INSTRUCTIONS FOR THE TASK: Each line of the entries that contains the word "name" adds one. Reply with the resulting number only.

[Element data from apps and pages]
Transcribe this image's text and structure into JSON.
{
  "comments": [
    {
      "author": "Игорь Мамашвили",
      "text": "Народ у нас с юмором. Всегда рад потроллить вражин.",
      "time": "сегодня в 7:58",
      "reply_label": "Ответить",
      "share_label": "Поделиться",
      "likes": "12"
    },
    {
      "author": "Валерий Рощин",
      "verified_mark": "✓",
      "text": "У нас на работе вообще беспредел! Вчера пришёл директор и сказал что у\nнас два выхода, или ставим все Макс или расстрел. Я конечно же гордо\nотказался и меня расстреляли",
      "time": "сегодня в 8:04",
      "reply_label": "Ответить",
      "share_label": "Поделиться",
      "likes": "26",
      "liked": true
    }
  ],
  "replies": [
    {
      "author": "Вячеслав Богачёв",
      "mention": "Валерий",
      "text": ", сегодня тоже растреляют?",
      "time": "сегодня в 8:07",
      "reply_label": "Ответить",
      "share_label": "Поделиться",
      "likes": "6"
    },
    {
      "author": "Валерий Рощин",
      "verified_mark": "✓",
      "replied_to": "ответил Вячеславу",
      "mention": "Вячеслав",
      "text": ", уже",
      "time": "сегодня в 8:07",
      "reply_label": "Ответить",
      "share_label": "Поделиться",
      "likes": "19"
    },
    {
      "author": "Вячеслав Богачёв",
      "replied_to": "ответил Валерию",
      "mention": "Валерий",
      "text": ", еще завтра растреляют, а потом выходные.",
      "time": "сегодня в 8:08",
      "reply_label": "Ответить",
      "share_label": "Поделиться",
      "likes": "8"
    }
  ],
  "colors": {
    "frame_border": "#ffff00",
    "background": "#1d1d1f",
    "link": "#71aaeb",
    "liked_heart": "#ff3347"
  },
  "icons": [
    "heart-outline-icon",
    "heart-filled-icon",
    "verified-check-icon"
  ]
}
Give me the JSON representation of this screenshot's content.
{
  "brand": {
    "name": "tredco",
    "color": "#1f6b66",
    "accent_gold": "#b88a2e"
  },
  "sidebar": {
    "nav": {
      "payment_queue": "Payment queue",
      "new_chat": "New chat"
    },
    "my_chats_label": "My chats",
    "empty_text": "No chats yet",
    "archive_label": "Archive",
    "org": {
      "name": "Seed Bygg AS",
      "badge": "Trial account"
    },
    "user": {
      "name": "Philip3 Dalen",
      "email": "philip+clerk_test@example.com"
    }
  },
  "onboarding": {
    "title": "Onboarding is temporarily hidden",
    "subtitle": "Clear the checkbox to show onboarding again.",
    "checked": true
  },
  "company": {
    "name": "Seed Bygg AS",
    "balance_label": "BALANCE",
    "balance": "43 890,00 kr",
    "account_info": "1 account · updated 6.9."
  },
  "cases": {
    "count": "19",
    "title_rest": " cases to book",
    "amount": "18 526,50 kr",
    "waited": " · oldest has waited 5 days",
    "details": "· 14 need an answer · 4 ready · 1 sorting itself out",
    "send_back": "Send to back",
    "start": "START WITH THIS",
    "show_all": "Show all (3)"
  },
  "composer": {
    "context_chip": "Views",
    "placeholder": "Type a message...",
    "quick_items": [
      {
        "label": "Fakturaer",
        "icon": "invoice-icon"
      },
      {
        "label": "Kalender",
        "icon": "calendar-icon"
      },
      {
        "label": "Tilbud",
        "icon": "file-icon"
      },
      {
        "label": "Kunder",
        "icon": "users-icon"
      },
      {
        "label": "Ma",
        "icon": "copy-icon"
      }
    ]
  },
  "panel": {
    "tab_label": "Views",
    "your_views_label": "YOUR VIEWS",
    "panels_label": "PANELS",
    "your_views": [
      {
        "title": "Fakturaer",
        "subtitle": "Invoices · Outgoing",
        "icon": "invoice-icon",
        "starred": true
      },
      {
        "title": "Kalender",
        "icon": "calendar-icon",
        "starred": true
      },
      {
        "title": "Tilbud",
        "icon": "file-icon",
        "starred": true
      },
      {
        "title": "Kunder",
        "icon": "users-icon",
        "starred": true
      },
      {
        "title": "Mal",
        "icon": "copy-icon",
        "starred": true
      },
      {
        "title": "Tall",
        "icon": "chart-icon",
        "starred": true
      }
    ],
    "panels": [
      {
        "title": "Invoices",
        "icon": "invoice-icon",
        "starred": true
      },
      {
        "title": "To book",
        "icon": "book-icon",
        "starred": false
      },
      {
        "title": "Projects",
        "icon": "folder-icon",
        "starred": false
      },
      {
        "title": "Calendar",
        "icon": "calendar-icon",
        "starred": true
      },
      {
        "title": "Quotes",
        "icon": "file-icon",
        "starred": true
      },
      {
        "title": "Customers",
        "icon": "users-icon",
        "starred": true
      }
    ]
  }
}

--

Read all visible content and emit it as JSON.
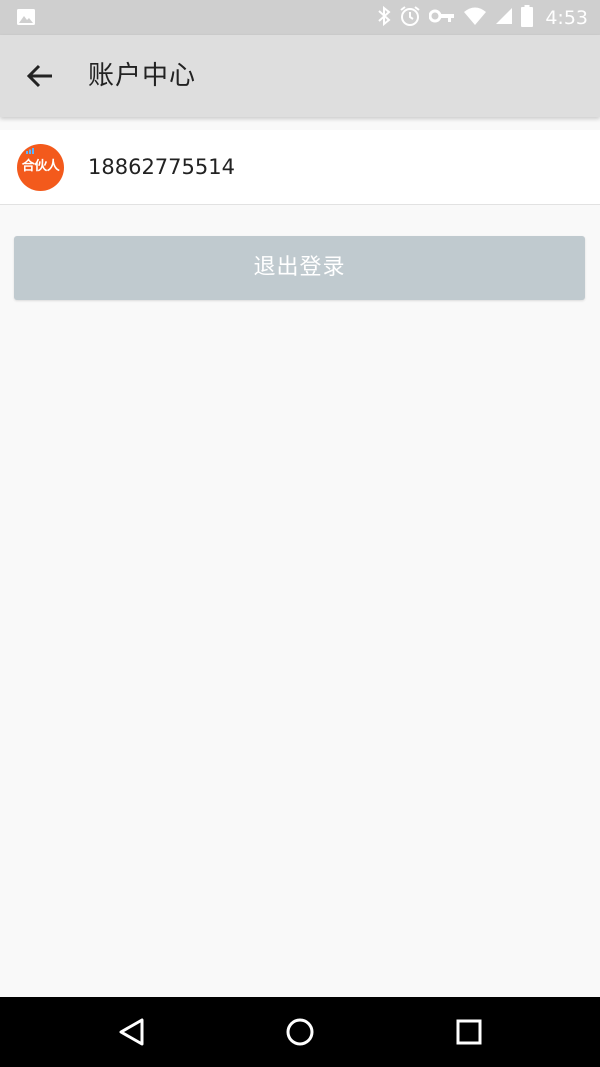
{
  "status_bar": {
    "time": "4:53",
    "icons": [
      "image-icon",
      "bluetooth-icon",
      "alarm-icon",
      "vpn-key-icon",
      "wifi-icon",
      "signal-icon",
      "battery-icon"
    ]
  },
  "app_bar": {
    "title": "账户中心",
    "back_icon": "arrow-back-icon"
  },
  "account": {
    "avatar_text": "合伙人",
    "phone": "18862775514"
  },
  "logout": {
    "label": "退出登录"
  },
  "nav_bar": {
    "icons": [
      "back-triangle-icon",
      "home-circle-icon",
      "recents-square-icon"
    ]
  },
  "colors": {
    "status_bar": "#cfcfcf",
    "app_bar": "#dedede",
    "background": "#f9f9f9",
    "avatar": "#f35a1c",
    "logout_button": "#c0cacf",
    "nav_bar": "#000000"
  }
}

REPLY: 4